Gaza has been a routine security threat to Israel since Hamas took control of the territory in 2006. Over the years, Hamas’ militant ideology has pushed the group to recurrently provoke confrontation in the hopes of eventually forcing Israel to end its isolation of Gaza. But by directly clashing with Israel’s nationalist ideology, these threats have only encouraged Israeli political leaders to further wear down Gaza’s Palestinian citizens through similar acts of attrition.
The health and economic threats posed by the COVID-19 pandemic, however, have recently opened a door to potential de-escalation. With Israel’s unemployment now at 25 percent, the economic fallout from COVID-19 has undercut arguments of the country’s more security-oriented nationalists, who have long wanted a more expansive military campaign against Hamas. Even the most hawkish of Israeli politicians have been notably quiet in their opposition against potential Israeli outreaches to Hamas, as the crisis absorbs much of the nation’s economic and political energy. This has granted space for Israel to begin negotiating a long-contested prisoner swap with Hamas — a move Israeli nationalists have long opposed without Hamas committing to further deescalations. Successful negotiation would introduce a new level of pragmatism into the relationship.
For Hamas, Gaza’s limited health system is dependent on the goodwill of Israel and Egypt to bring in medical supplies. And with COVID-19 already spreading in the region, it's highly likely the militant group will soon need external medical support to prevent a full-scale humanitarian crisis that would undermine its public legitimacy. For this reason, Hamas is unlikely to pursue direct confrontation with Israel in the coming weeks, lest risk tightening the siege just when it needs help
Additionally, Hamas’ primary economic benefactor, Qatar is facing the dual crisis of COVID-19 on its domestic economy, as well as plummeting global demand for energy. Though Qatar remains far from going broke, Doha’s gaze (and financial priorities) may increasingly turn inwards to manage the financial fallout at home. Qatar is thus not guaranteed to grant Hamas new economic support, especially if the group causes a conflict with Israel that then requires significant reconstruction.
Risks for Escalation

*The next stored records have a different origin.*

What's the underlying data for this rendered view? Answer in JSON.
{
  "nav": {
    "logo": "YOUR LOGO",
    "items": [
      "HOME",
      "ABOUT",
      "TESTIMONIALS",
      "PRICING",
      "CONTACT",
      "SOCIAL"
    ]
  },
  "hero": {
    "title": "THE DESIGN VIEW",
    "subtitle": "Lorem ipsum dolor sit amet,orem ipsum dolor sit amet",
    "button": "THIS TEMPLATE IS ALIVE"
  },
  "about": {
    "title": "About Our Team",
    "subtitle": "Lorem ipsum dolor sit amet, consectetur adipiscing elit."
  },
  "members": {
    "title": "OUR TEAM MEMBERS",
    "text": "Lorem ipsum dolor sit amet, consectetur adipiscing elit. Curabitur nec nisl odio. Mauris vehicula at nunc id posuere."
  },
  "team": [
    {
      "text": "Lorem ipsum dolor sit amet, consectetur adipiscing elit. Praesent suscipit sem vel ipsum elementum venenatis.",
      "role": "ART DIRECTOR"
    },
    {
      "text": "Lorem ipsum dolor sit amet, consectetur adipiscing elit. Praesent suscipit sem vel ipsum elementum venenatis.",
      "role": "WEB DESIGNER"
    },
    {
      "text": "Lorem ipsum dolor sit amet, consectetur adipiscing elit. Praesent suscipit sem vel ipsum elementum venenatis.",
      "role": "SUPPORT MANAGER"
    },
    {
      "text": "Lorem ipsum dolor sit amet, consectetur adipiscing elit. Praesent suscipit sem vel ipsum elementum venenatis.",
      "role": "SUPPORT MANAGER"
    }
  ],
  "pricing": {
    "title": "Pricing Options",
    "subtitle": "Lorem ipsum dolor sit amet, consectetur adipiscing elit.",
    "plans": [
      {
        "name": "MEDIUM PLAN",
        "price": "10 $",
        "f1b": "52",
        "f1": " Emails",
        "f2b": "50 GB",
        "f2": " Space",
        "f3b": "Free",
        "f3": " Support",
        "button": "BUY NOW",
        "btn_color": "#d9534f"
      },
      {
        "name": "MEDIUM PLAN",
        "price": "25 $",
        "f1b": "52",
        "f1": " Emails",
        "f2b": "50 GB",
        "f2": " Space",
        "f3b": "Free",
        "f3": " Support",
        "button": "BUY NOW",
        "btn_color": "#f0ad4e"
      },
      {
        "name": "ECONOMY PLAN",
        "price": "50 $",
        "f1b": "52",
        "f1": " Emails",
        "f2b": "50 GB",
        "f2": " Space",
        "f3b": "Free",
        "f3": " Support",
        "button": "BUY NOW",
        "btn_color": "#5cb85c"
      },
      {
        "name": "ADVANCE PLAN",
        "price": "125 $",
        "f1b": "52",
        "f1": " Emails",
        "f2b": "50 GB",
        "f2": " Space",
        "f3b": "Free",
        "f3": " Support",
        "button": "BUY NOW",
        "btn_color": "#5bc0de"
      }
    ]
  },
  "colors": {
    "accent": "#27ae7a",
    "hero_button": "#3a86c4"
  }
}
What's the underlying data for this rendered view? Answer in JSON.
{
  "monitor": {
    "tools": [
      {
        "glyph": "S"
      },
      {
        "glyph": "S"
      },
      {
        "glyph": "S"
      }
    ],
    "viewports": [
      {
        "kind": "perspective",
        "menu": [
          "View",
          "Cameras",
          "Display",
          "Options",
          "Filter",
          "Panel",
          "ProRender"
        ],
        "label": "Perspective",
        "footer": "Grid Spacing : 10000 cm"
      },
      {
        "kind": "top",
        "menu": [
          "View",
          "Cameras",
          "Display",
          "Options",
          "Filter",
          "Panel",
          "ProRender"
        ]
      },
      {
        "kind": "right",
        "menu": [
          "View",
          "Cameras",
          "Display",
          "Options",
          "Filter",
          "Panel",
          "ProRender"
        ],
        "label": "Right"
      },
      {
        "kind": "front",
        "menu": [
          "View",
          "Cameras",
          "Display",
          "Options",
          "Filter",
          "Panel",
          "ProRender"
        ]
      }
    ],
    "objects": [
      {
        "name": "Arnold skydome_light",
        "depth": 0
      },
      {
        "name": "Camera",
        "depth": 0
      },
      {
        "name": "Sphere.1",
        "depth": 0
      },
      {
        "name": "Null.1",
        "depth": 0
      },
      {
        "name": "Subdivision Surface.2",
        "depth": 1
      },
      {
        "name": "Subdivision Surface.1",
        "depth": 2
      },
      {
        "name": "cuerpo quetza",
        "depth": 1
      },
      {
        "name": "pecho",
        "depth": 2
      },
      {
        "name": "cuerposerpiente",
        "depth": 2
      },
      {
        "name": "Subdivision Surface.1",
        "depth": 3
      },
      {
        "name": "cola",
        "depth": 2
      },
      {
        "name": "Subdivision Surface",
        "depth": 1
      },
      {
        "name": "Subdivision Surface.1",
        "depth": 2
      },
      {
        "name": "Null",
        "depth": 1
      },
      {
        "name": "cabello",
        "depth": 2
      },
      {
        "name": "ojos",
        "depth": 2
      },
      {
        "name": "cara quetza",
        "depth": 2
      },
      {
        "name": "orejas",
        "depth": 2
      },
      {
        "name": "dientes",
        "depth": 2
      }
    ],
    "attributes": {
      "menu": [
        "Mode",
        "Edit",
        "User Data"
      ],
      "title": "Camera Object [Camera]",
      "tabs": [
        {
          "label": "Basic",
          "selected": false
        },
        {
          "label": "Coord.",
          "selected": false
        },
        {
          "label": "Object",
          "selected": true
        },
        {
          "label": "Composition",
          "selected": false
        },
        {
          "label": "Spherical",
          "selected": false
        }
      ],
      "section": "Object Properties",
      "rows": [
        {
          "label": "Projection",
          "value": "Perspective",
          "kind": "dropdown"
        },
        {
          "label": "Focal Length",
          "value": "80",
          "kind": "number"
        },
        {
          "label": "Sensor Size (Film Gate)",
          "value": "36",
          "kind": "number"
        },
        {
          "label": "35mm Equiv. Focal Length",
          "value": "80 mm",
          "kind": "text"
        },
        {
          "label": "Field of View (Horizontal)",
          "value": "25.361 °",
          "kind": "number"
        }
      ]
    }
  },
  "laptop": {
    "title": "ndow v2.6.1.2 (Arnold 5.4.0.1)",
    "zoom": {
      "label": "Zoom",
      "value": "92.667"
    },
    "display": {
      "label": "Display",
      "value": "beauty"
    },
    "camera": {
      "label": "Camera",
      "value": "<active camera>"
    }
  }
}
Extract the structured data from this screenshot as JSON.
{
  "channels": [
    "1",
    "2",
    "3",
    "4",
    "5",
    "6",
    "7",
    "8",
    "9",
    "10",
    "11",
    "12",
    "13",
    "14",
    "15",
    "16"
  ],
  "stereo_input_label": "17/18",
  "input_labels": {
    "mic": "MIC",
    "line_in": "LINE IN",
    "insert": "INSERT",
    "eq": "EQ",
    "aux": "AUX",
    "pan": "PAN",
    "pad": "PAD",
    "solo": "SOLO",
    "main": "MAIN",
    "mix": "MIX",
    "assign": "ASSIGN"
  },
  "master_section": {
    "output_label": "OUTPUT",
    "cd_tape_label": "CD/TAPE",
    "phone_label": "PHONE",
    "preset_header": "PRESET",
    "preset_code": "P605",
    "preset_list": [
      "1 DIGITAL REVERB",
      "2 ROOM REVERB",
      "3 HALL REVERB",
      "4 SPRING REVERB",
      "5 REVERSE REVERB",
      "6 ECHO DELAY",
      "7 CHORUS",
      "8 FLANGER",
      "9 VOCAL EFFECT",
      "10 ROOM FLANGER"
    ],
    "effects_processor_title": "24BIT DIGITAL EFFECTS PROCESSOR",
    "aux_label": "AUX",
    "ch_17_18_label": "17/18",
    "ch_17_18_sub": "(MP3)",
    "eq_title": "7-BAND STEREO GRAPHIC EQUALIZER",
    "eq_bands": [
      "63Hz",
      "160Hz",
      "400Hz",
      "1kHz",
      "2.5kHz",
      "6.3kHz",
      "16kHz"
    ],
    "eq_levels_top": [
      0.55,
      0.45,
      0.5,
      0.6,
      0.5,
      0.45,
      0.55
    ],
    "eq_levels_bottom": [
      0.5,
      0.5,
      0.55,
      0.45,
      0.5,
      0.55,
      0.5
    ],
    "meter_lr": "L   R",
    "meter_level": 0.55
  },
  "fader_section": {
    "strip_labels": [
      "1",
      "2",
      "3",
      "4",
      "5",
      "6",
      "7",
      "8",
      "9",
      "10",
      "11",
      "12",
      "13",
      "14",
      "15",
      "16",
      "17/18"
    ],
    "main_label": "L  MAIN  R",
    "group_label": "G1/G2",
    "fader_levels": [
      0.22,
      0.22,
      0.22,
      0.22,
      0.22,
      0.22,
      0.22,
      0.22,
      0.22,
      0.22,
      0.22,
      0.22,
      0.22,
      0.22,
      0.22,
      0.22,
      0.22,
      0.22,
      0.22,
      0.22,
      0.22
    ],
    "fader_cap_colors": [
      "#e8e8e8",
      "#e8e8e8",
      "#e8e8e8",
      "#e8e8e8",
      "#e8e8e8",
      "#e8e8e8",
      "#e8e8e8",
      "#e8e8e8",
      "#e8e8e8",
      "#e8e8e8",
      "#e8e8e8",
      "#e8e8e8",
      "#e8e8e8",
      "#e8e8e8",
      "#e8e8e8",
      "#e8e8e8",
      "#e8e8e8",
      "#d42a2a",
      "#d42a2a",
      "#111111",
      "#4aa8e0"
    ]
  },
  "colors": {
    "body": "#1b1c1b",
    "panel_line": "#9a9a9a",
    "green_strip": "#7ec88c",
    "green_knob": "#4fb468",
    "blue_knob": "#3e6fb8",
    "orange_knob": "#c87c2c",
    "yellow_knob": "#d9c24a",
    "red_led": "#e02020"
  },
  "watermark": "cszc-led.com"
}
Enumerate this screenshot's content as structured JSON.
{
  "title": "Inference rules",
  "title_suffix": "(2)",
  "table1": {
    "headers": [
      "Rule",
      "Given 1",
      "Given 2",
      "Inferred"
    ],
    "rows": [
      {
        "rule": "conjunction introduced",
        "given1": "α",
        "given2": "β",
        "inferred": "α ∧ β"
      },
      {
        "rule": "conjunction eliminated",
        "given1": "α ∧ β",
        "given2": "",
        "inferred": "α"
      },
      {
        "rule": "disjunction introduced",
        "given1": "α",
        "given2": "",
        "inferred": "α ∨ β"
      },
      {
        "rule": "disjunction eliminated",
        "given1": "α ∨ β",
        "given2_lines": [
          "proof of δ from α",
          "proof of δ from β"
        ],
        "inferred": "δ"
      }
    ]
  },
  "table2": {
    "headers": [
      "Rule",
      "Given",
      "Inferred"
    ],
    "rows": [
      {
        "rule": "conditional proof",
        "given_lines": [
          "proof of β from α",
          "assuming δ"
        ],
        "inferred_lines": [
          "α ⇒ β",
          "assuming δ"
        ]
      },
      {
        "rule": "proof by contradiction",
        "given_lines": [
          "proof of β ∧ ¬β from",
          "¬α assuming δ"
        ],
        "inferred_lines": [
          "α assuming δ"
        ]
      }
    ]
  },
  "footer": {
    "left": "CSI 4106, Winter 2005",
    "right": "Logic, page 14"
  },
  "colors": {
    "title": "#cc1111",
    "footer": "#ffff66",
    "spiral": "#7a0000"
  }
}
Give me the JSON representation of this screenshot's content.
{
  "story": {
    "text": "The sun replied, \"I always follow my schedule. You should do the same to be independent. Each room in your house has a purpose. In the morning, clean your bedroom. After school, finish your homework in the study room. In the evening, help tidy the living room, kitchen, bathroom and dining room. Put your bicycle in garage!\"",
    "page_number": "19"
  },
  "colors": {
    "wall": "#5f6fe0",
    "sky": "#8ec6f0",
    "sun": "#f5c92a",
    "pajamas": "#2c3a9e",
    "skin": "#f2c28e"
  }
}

But while the need to focus on managing their respective COVID-19 crises has created space for limited outreach, there are still many factors that could reset Israeli-Hamas relations back to their previous status quo. In Gaza, the Palestinian Islamic Jihad (PIJ) group could restoke tensions. Compared with Hamas, this hardline Islamist faction is more willing to provoke a conflict with Israel even at substantial economic cost, partially because it wants to showcase Hamas as being too soft on Israel. PIJ provocations have brought Hamas and Israel close to conflict in the past, and if it sees Hamas as growing too dependent on Israel for medical supplies and economic aid amid the COVID-19 crisis, the group will likely try to derail any cooperation through violence.
Should Israel fail to provide enough medical aid to help manage Gaza’s COVID-19 outbreak, anger among Gazan citizens could also compel Hamas to risk military confrontation by allowing protests or confrontations along Israel’s southern border. If such confrontations result in any Israeli casualties, it could spur a more strident response from Israel.
But Israel’s new unity government is likely to do what it can to avoid a major operation in Gaza. Another war in the region would be an expensive proposition, further harming Israel’s already coronavirus-ravaged economy. Putting many young Israeli soldiers into close quarters would also risk spreading the virus among the military’s ranks, particularly if Israel experiences a second wave of infections later this year. Whatever security operations Israel does carry out in response to potential provocations in Gaza is thus likely to follow the same pattern as they have the past two years — that is, targeted operations designed to minimize threats rather than escalate them. But even then, Israel will still prefer its quiet, budding cooperation with Hamas over any military action that could shift any of its valuable time and resources away from the pressing COVID-19 threat brewing within its borders.
If Israel can ensure that Hamas feels assured of medical aid during COVID-19, and if Hamas can keep the PIJ from conducting rogue acts of aggression against Israel, Israel and Hamas may emerge from the pandemic with a relationship less hindered by the ideological differences that have driven their conflicts for so long. This could, in turn, yield a deeper, ongoing trend in which both sides increasingly accept that they are better off compartmentalizing their conflicts rather than fighting recurrent, expensive wars that neither are able to cleanly win. The longtime foes may still be far from permanently accepting one another permanently, but the road to tolerating each other, even tensely, is now becoming more apparent.
In Gaza, COVID-19 Creates Space for Israeli-Hamas Cooperation is republished with the permission of Stratfor Worldview, a geopolitical intelligence and advisory firm.